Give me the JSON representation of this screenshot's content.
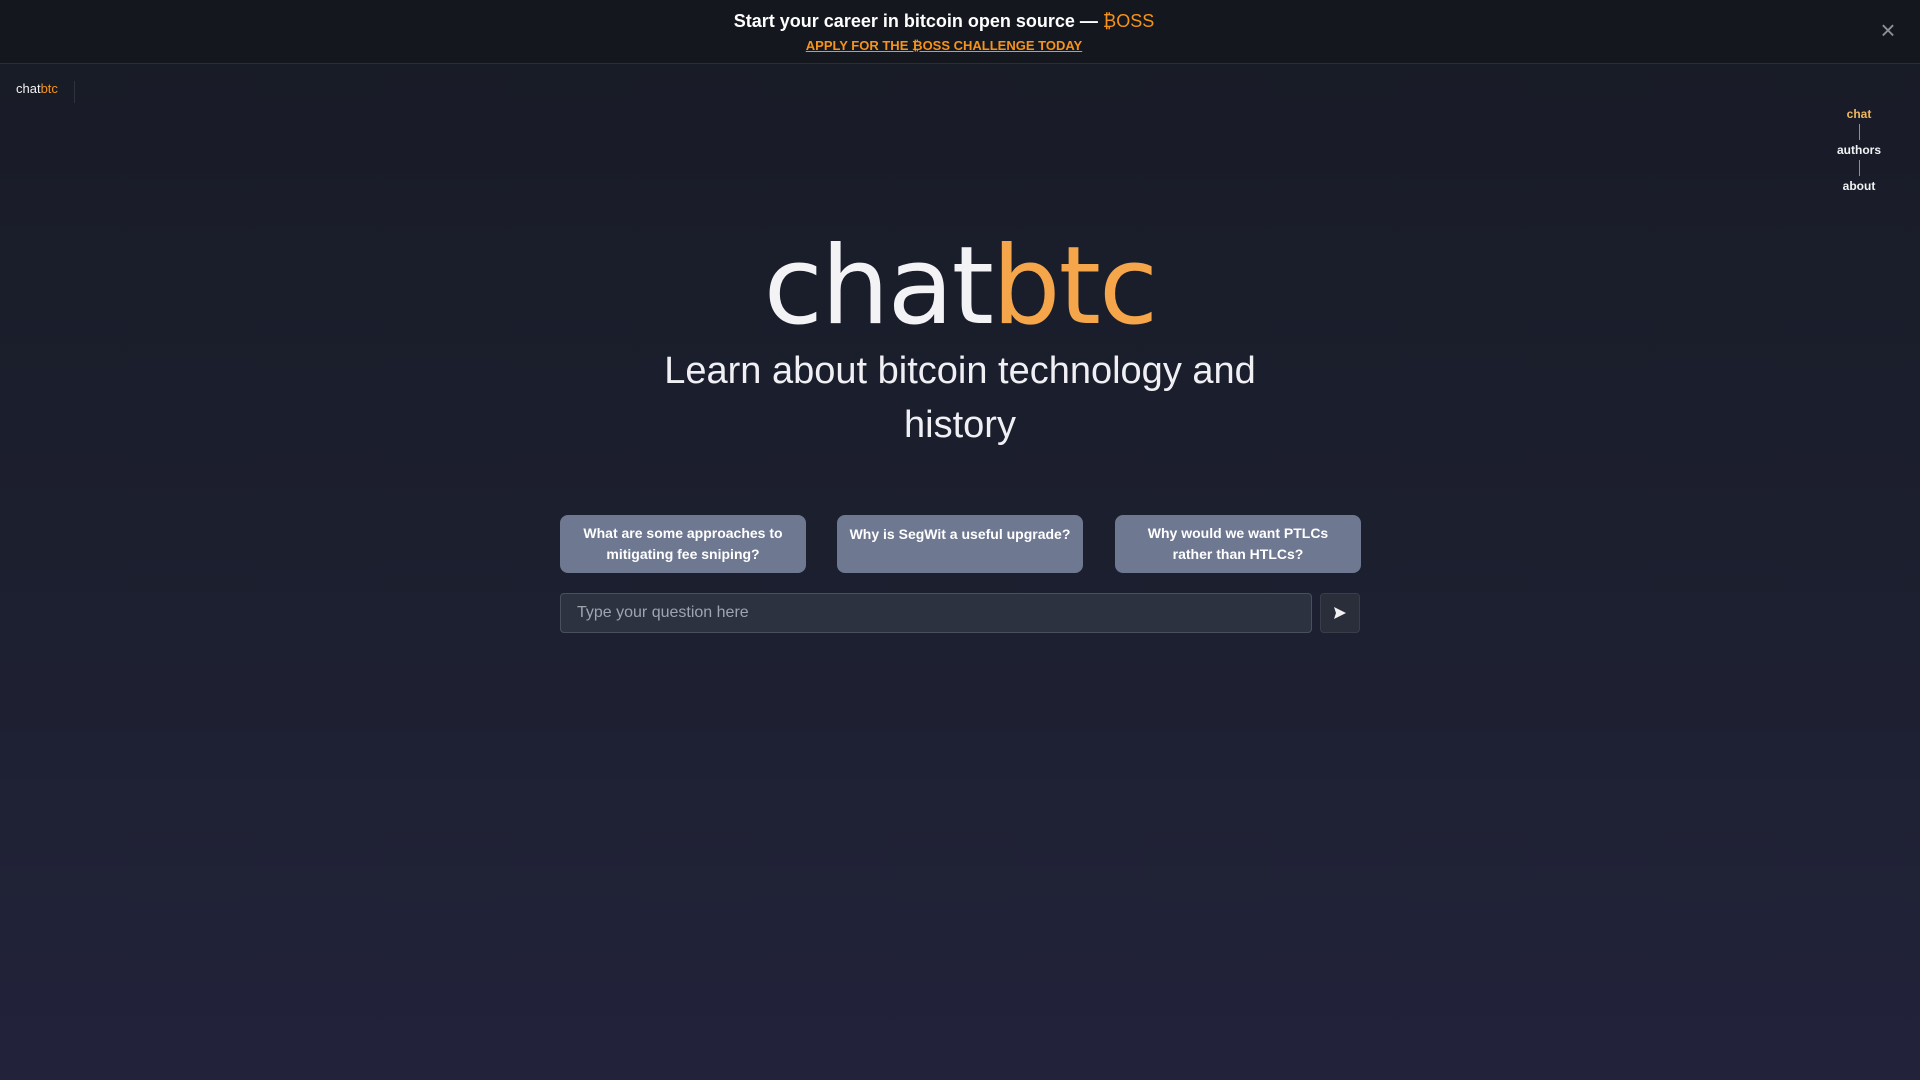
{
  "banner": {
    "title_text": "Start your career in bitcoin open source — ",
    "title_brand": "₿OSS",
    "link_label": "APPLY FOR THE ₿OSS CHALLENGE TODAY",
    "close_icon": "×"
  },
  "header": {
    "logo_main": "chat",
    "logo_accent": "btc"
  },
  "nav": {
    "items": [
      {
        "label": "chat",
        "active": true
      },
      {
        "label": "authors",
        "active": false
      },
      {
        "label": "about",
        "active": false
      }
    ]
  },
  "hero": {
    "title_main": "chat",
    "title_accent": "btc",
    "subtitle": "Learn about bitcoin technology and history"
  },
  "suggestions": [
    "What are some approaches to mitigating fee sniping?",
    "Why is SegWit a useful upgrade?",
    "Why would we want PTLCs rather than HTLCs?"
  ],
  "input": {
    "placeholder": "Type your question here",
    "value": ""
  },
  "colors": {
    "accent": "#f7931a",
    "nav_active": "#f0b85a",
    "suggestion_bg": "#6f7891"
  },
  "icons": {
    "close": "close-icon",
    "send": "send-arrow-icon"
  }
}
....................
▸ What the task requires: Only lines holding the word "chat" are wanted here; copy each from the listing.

▸ Task solution:
    "logo_main": "chat",
        "label": "chat",
    "title_main": "chat",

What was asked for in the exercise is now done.